THE RECORDS:
══════

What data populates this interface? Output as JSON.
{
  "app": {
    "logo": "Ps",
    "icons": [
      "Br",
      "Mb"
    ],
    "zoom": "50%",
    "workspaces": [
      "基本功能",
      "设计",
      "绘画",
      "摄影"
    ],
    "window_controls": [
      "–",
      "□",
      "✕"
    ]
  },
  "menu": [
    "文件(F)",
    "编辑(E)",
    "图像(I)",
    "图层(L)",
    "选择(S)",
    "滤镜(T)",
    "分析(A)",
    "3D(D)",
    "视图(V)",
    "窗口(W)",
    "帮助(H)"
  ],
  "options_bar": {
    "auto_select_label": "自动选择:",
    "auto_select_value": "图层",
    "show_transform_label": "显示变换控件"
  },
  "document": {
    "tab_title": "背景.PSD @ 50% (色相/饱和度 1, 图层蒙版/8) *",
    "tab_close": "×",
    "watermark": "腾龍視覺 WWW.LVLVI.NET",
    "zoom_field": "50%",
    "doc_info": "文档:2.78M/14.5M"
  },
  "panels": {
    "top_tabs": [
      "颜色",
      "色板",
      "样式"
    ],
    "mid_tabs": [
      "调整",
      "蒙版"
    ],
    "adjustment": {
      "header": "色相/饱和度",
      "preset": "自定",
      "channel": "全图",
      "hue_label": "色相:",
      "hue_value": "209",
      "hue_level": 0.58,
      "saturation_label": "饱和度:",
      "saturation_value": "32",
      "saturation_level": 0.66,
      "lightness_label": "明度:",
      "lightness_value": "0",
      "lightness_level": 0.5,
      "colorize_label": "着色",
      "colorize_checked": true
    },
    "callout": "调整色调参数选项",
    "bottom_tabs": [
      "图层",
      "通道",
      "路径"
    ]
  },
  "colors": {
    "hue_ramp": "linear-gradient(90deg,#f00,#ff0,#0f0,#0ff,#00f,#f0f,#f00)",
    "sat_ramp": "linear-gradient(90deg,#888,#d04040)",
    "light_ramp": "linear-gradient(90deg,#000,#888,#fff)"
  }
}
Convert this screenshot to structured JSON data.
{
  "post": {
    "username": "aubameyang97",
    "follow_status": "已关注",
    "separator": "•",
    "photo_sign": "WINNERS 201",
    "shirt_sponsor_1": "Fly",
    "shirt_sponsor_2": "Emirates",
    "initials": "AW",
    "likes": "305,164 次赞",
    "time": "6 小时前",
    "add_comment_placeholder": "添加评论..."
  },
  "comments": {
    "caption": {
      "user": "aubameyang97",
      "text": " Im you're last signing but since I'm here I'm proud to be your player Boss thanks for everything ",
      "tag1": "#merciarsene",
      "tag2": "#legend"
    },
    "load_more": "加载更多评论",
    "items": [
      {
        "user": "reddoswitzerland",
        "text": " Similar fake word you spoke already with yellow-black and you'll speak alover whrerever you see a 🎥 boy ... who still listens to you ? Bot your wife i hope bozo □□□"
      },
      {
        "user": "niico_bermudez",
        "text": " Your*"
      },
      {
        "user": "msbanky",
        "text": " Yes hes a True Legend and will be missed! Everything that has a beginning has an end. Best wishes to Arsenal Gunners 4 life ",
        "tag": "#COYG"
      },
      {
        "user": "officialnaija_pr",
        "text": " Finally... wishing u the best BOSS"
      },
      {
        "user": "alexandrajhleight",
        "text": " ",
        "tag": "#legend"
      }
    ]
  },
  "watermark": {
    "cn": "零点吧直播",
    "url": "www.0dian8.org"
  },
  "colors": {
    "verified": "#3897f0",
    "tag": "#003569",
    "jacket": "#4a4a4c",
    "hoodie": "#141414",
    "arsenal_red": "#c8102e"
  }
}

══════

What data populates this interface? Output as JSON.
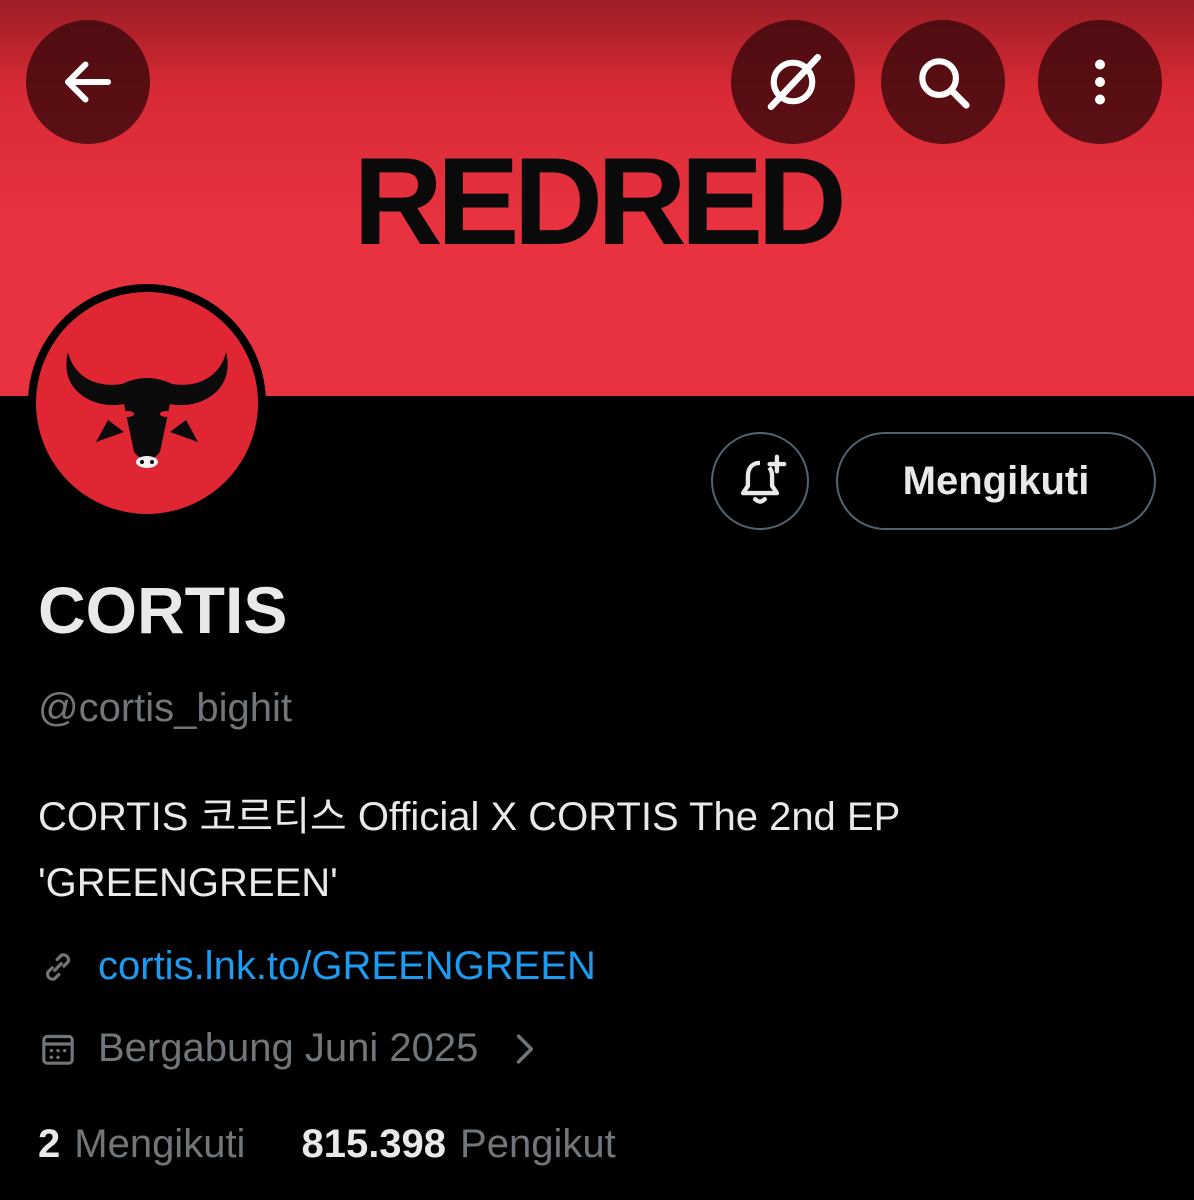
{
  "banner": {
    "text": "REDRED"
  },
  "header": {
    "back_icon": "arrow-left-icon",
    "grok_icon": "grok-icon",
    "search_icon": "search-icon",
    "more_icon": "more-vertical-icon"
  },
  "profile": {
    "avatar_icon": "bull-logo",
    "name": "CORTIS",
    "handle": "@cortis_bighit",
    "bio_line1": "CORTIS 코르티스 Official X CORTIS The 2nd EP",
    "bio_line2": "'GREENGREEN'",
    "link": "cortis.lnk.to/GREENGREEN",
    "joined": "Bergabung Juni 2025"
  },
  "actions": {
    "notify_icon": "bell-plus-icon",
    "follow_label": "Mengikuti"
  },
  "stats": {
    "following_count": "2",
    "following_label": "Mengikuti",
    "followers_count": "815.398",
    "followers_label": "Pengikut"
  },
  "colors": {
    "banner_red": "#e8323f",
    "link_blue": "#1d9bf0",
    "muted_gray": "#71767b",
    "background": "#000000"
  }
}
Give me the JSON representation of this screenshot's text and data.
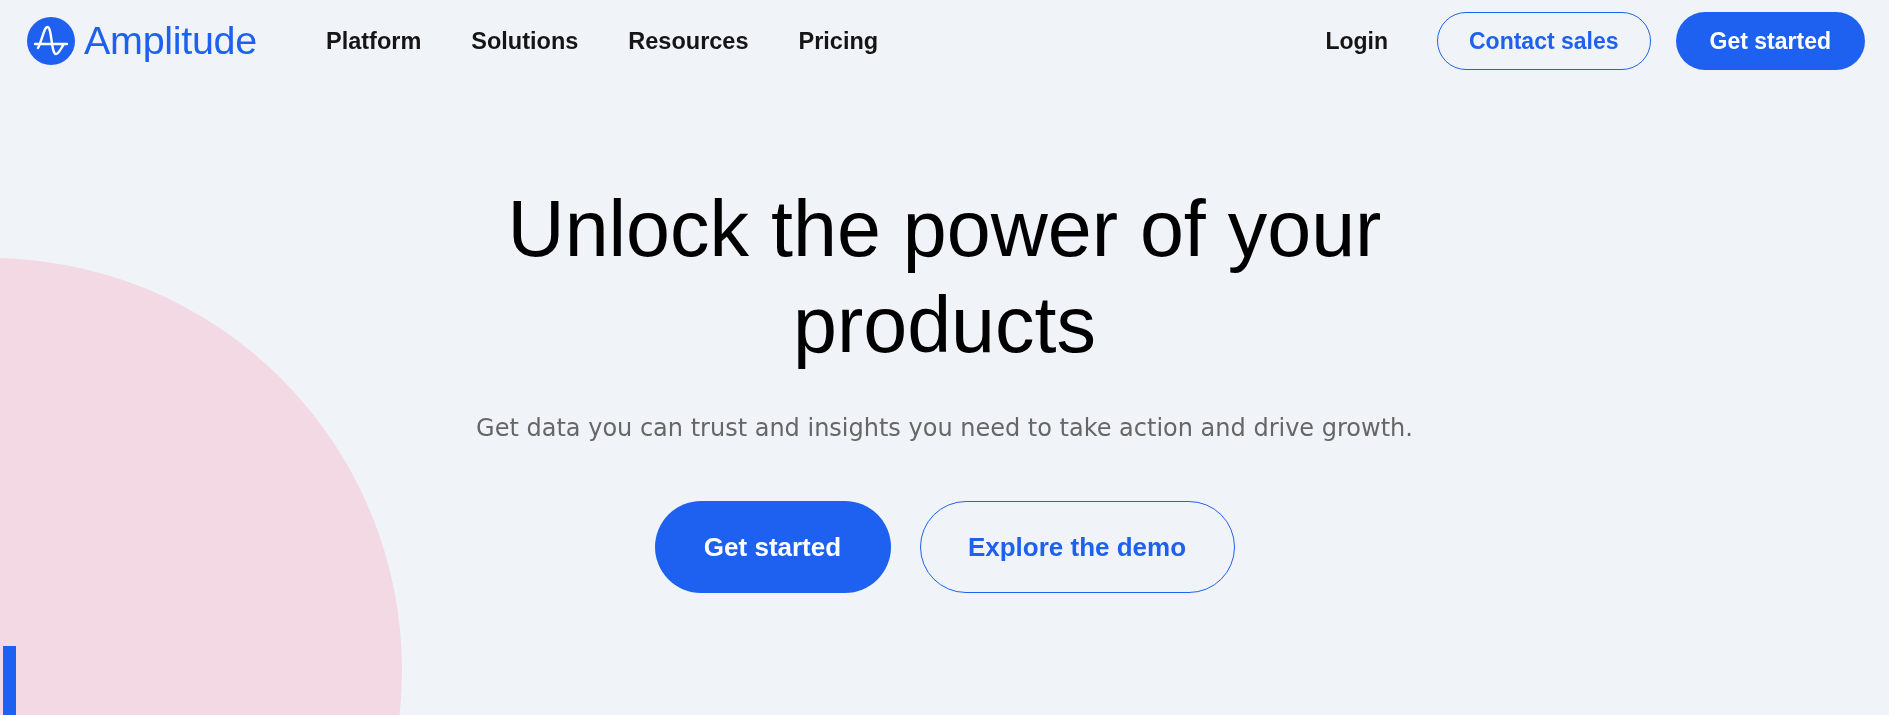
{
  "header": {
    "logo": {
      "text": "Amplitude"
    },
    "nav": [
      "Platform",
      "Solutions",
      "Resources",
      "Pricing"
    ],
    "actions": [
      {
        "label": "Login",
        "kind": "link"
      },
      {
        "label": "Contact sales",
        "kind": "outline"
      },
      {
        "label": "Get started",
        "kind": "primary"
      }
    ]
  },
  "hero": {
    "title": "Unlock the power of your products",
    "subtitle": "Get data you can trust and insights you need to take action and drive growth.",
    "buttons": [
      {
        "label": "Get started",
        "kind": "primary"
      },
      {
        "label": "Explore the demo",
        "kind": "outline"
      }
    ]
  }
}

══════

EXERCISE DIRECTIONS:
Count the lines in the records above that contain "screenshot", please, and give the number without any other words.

OUTPUT FOR THIS EXERCISE:
2